[Start of section]
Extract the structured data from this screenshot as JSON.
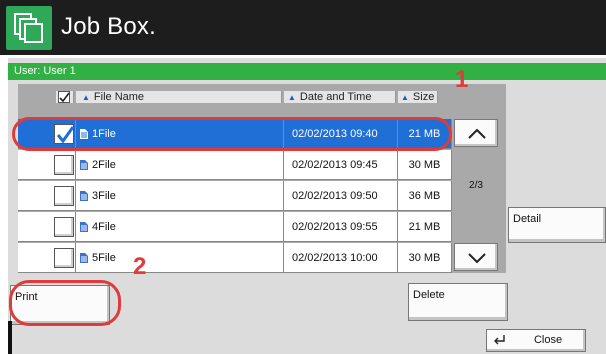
{
  "app": {
    "title": "Job Box."
  },
  "user_bar": {
    "label": "User:  User 1"
  },
  "list": {
    "headers": {
      "name": "File Name",
      "date": "Date and Time",
      "size": "Size"
    },
    "rows": [
      {
        "name": "1File",
        "date": "02/02/2013 09:40",
        "size": "21 MB",
        "selected": true
      },
      {
        "name": "2File",
        "date": "02/02/2013 09:45",
        "size": "30 MB",
        "selected": false
      },
      {
        "name": "3File",
        "date": "02/02/2013 09:50",
        "size": "36 MB",
        "selected": false
      },
      {
        "name": "4File",
        "date": "02/02/2013 09:55",
        "size": "21 MB",
        "selected": false
      },
      {
        "name": "5File",
        "date": "02/02/2013 10:00",
        "size": "30 MB",
        "selected": false
      }
    ],
    "page_indicator": "2/3"
  },
  "buttons": {
    "detail": "Detail",
    "print": "Print",
    "delete": "Delete",
    "close": "Close"
  },
  "callouts": {
    "one": "1",
    "two": "2"
  },
  "colors": {
    "title_bar": "#1d1d1d",
    "user_bar": "#31b043",
    "selection": "#1f6fd6",
    "callout": "#e03a3a"
  }
}
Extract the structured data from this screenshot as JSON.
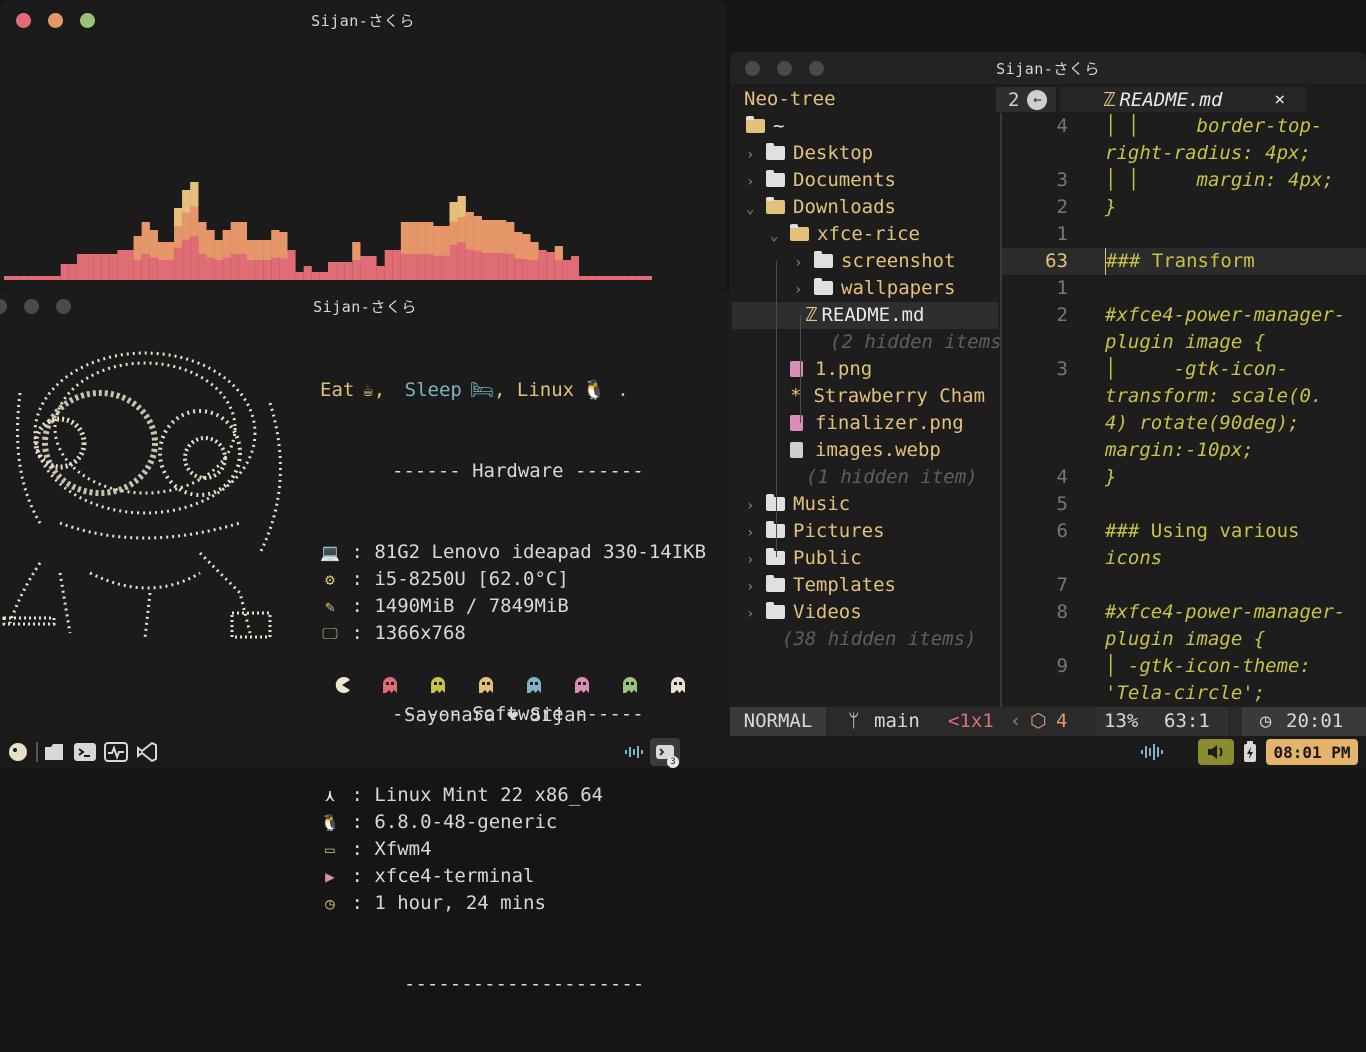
{
  "cava": {
    "title": "Sijan-さくら",
    "dot_colors": [
      "#e06c75",
      "#e5976a",
      "#98c379"
    ]
  },
  "fetch": {
    "title": "Sijan-さくら",
    "tagline": {
      "eat": "Eat",
      "sleep": "Sleep",
      "linux": "Linux",
      "cup_icon": "☕",
      "bed_icon": "🛏",
      "tux_icon": "🐧"
    },
    "hardware_header": "------ Hardware ------",
    "software_header": "------ Software ------",
    "divider": "---------------------",
    "hardware": [
      {
        "icon": "laptop-icon",
        "value": "81G2 Lenovo ideapad 330-14IKB"
      },
      {
        "icon": "cpu-icon",
        "value": "i5-8250U [62.0°C]"
      },
      {
        "icon": "memory-icon",
        "value": "1490MiB / 7849MiB"
      },
      {
        "icon": "monitor-icon",
        "value": "1366x768"
      }
    ],
    "software": [
      {
        "icon": "mint-icon",
        "value": "Linux Mint 22 x86_64"
      },
      {
        "icon": "tux-icon",
        "value": "6.8.0-48-generic"
      },
      {
        "icon": "window-icon",
        "value": "Xfwm4"
      },
      {
        "icon": "terminal-icon",
        "value": "xfce4-terminal"
      },
      {
        "icon": "clock-icon",
        "value": "1 hour, 24 mins"
      }
    ],
    "footer": "Sayonara ❤ Sijan",
    "ghost_colors": [
      "#f0e6d2",
      "#e06c75",
      "#c8c246",
      "#e5c07b",
      "#7fb2c8",
      "#d98fb5",
      "#98c379",
      "#e8e0d0"
    ]
  },
  "nvim": {
    "title": "Sijan-さくら",
    "tree_title": "Neo-tree",
    "buffer_count": "2",
    "tab_file": "README.md",
    "tree": [
      {
        "depth": 0,
        "kind": "root",
        "label": "~"
      },
      {
        "depth": 0,
        "kind": "dir",
        "label": "Desktop"
      },
      {
        "depth": 0,
        "kind": "dir",
        "label": "Documents"
      },
      {
        "depth": 0,
        "kind": "dir-open",
        "label": "Downloads"
      },
      {
        "depth": 1,
        "kind": "dir-open",
        "label": "xfce-rice"
      },
      {
        "depth": 2,
        "kind": "dir",
        "label": "screenshot"
      },
      {
        "depth": 2,
        "kind": "dir",
        "label": "wallpapers"
      },
      {
        "depth": 2,
        "kind": "md",
        "label": "README.md"
      },
      {
        "depth": 2,
        "kind": "hidden",
        "label": "(2 hidden items"
      },
      {
        "depth": 1,
        "kind": "img",
        "label": "1.png"
      },
      {
        "depth": 1,
        "kind": "star",
        "label": "Strawberry Cham"
      },
      {
        "depth": 1,
        "kind": "img",
        "label": "finalizer.png"
      },
      {
        "depth": 1,
        "kind": "img2",
        "label": "images.webp"
      },
      {
        "depth": 1,
        "kind": "hidden",
        "label": "(1 hidden item)"
      },
      {
        "depth": 0,
        "kind": "dir",
        "label": "Music"
      },
      {
        "depth": 0,
        "kind": "dir",
        "label": "Pictures"
      },
      {
        "depth": 0,
        "kind": "dir",
        "label": "Public"
      },
      {
        "depth": 0,
        "kind": "dir",
        "label": "Templates"
      },
      {
        "depth": 0,
        "kind": "dir",
        "label": "Videos"
      },
      {
        "depth": 0,
        "kind": "hidden",
        "label": "(38 hidden items)"
      }
    ],
    "editor_lines": [
      {
        "num": "4",
        "code": "│ │     border-top-"
      },
      {
        "num": "",
        "code": "right-radius: 4px;"
      },
      {
        "num": "3",
        "code": "│ │     margin: 4px;"
      },
      {
        "num": "2",
        "code": "}"
      },
      {
        "num": "1",
        "code": ""
      },
      {
        "num": "63",
        "code": "### Transform",
        "current": true
      },
      {
        "num": "1",
        "code": ""
      },
      {
        "num": "2",
        "code": "#xfce4-power-manager-"
      },
      {
        "num": "",
        "code": "plugin image {"
      },
      {
        "num": "3",
        "code": "│     -gtk-icon-"
      },
      {
        "num": "",
        "code": "transform: scale(0."
      },
      {
        "num": "",
        "code": "4) rotate(90deg);"
      },
      {
        "num": "",
        "code": "margin:-10px;"
      },
      {
        "num": "4",
        "code": "}"
      },
      {
        "num": "5",
        "code": ""
      },
      {
        "num": "6",
        "code": "### Using various"
      },
      {
        "num": "",
        "code": "icons"
      },
      {
        "num": "7",
        "code": ""
      },
      {
        "num": "8",
        "code": "#xfce4-power-manager-"
      },
      {
        "num": "",
        "code": "plugin image {"
      },
      {
        "num": "9",
        "code": "│ -gtk-icon-theme:"
      },
      {
        "num": "",
        "code": "'Tela-circle';"
      }
    ],
    "status": {
      "mode": "NORMAL",
      "branch": "main",
      "diag": "<1x1",
      "pkg": "4",
      "percent": "13%",
      "position": "63:1",
      "time": "20:01"
    }
  },
  "taskbar": {
    "clock": "08:01 PM",
    "badge": "3"
  }
}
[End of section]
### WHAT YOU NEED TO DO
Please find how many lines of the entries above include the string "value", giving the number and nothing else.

### PROBLEM SOLUTION
9